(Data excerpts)
· · · · ·

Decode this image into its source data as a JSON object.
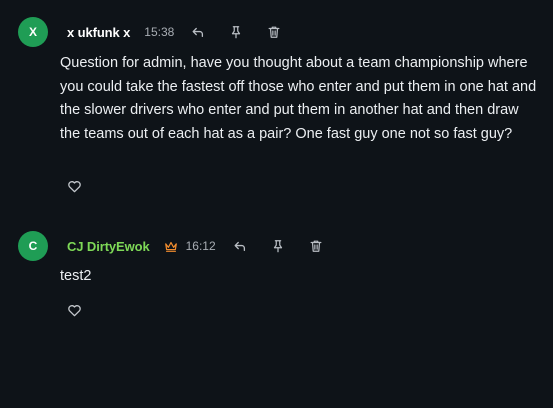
{
  "messages": [
    {
      "avatar_initial": "X",
      "avatar_color": "#1f9d55",
      "author": "x ukfunk x",
      "author_color": "#ffffff",
      "time": "15:38",
      "has_crown": false,
      "text": "Question for admin, have you thought about a team championship where you could take the fastest off those who enter and put them in one hat and the slower drivers who enter and put them in another hat and then draw the teams out of each hat as a pair? One fast guy one not so fast guy?",
      "actions": [
        "reply-icon",
        "pin-icon",
        "trash-icon"
      ],
      "like_icon": "heart-icon"
    },
    {
      "avatar_initial": "C",
      "avatar_color": "#1f9d55",
      "author": "CJ DirtyEwok",
      "author_color": "#7ed957",
      "time": "16:12",
      "has_crown": true,
      "crown_color": "#f08c2e",
      "text": "test2",
      "actions": [
        "reply-icon",
        "pin-icon",
        "trash-icon"
      ],
      "like_icon": "heart-icon"
    }
  ]
}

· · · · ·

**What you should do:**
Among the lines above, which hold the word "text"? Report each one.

**Exercise answer:**
      "text": "Question for admin, have you thought about a team championship where you could take the fastest off those who enter and put them in one hat and the slower drivers who enter and put them in another hat and then draw the teams out of each hat as a pair? One fast guy one not so fast guy?",
      "text": "test2",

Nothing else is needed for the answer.